April 05, 2013 2:03pm PT by Eriq Gardner
Oscar-Winning Danish Film at Center of Tug-of-War
An international copyright struggle has broken out over the 1987 Danish film, Babette’s Feast, which won an Oscar for Best Foreign Picture.
The film was directed by Gabriel Axel, who according to a lawsuit filed in California federal court this week, now claims to own the movie. That's caused Josi Konski, a Cuban-born film producer who lives in Beverly Hills and operates Astrablu Media, to object. Konski believes that in 2007, he acquired rights to Babette’s Feast from the film's original producer.
What makes this lawsuit intriguing is that two weeks ago, upon word that Babette’s Feast was going to be reissued as part of Janus Films' "Criterion Collection," the Danish Film Directors trade association sent a letter stating that Axel -- not Konski -- owned the copyright.
The basis for that proposition appears to come from an obscure 2010 amendment to the Danish Copyright Act. Now, the question might be whether something known in copyright circles as an artist's "moral rights" allows a foreign film director to reclaim a movie upon one film company's transfer of ownership to another.
According to the lawsuit filed by Konski against Axel and the Danish Film Directors (read in full), it was only very recently that Axel make an ownership claim on Babette’s Feast, which is about two adult sisters living in an isolated village in 19th Century Denmark.
The film was produced by Just Betzer and when it came out 25 years ago, it was owned by Betzer's company, Panorama Film International. The complaint says that when the film was made, and Axel agreed to render his directorial services, the contract acknowledged that Panorama retained copyright.

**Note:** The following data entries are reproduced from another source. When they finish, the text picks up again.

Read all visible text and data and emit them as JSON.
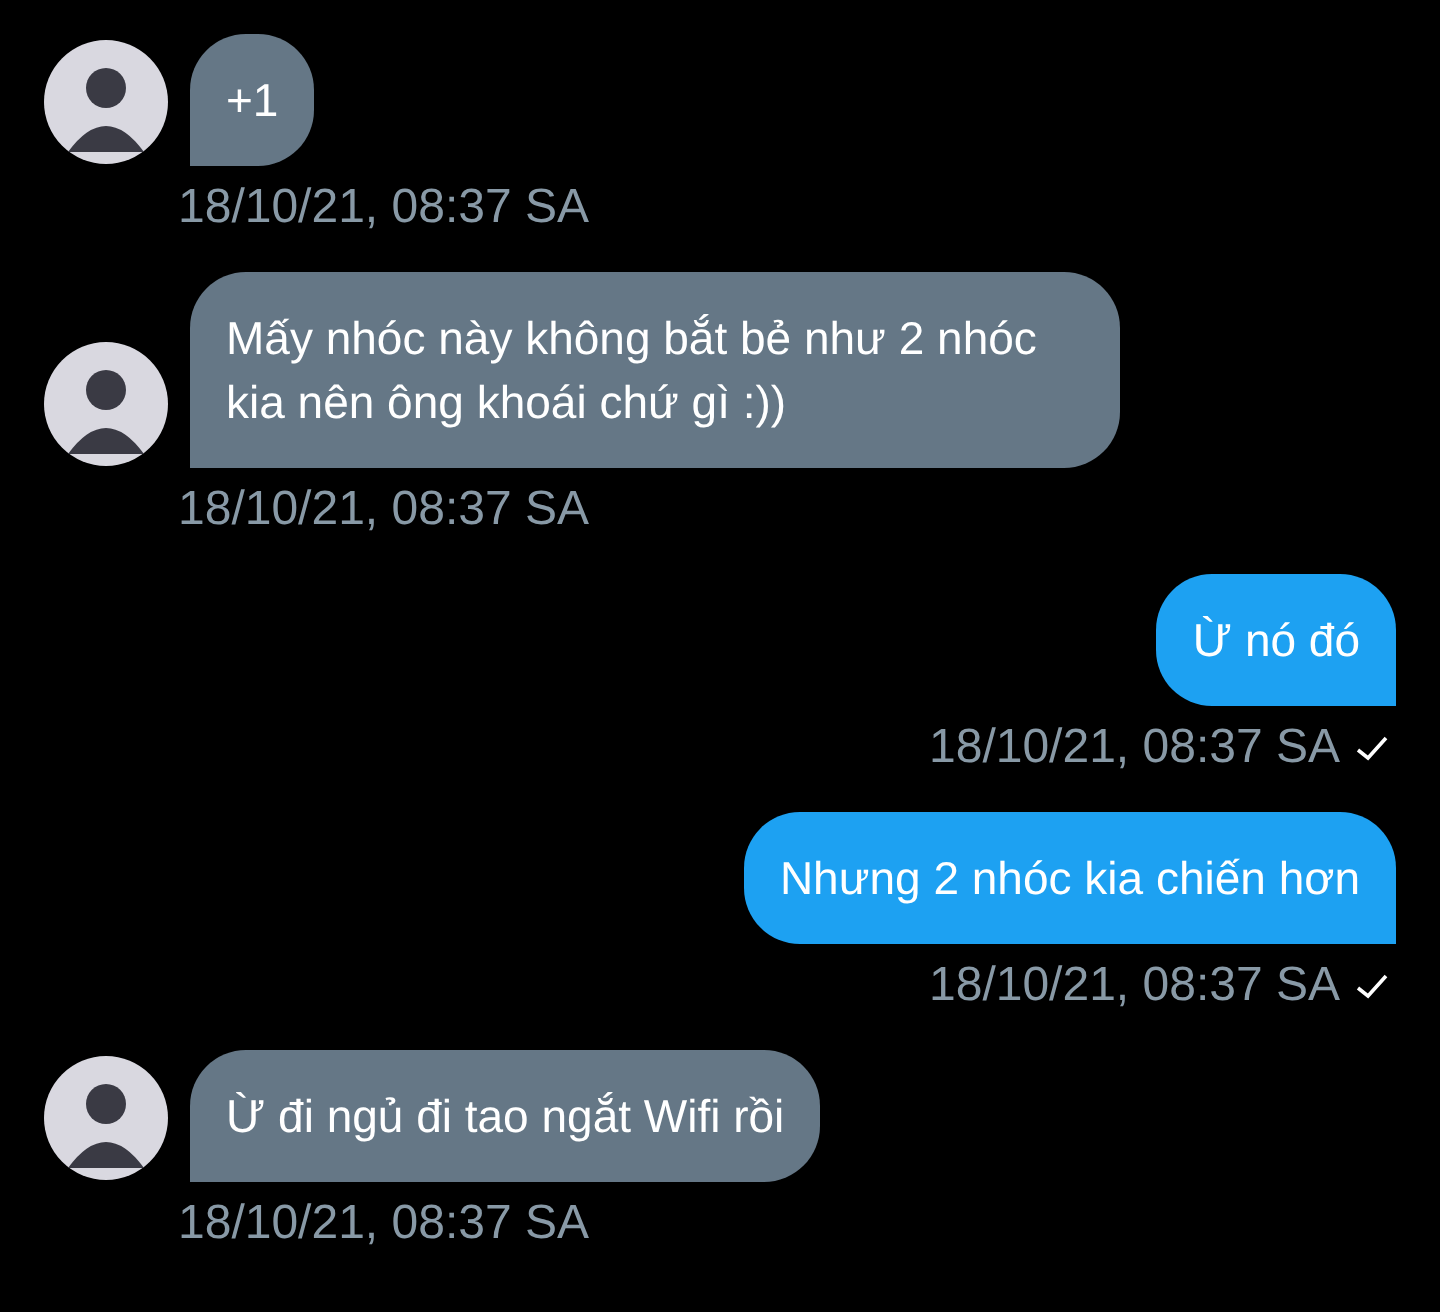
{
  "messages": [
    {
      "kind": "incoming",
      "text": "+1",
      "time": "18/10/21, 08:37 SA"
    },
    {
      "kind": "incoming",
      "text": "Mấy nhóc này không bắt bẻ như 2 nhóc kia nên ông khoái chứ gì :))",
      "time": "18/10/21, 08:37 SA"
    },
    {
      "kind": "outgoing",
      "text": "Ừ nó đó",
      "time": "18/10/21, 08:37 SA"
    },
    {
      "kind": "outgoing",
      "text": "Nhưng 2 nhóc kia chiến hơn",
      "time": "18/10/21, 08:37 SA"
    },
    {
      "kind": "incoming",
      "text": "Ừ đi ngủ đi tao ngắt Wifi rồi",
      "time": "18/10/21, 08:37 SA"
    }
  ]
}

Panorama is also said to have registered copyright on the film in the U.S. in 1987, "listing Panorama as the author," and that a decade later when Axel initiated arbitration over owed royalties due, he didn't assert ownership. Nor, according to the lawsuit, did he make any claims on Betzer's estate when the producer died in 2003, or when the film rights were sold four years after that.
The only complication appears to be a company named Nordisk, which is said to have partially financed and co-produced the film and which retained a minority financial interest. The relationship between Panorama, Nordisk and Axel is somewhat complicated, but in 2000, Nordisk reportedly acquired rights for Babette’s Feast in Scandinavian territories with Panorama retaining rights elsewhere.
After Konski came to an agreement to acquire rights to the film, and then made an agreement with Janus for a DVD re-release, he heard from the Danish Film Directors, representing Axel, that he owed the director 15 percent of the gross profits. In response, Konski asserted that he had not assumed any obligations.
The lawsuit then follows, "Apparently frustrated by their inability to show that Axel was due any payment, on information and belief, the Danish Film Directors and Axel decided to resort to unlawful tactics to force payment."
Konski says that on March 21, he got a letter that asserted he had no copyright interest in Babette’s Feast.
According to a second letter, his non-ownership was allegedly due to Section 56 of the Danish Consolidated Act on Copyright 2010, which has been translated to read, "Assignment of copyright does not give the assignee any right to alter the work unless the alteration is usual or obviously presumed."
That seems consistent to an approach adopted by many foreign countries regarding an artist's moral rights -- which typically protects the integrity of a work from being altered, distorted or mutilated without an author's approval.
But can it protect against copyright assignments?
The lawsuit refers to the letter and answers, "No explanation was given concerning why a stranger to the copyright would have standing to object to an assignment of copyright, nor why a release of the Film in Bluray and DVD formats constitute an 'alteration' of the Film that is neither "usual' nor 'presumed.'"
Konski , represented by attorney Jay Spillane, now seeks a declaration of his rights under the Copyright Act -- which might force a judge to look at both U.S. and Danish law -- and whether a home video release is a substantial alteration.
E-mail: firstname.lastname@example.org; Twitter: @eriqgardner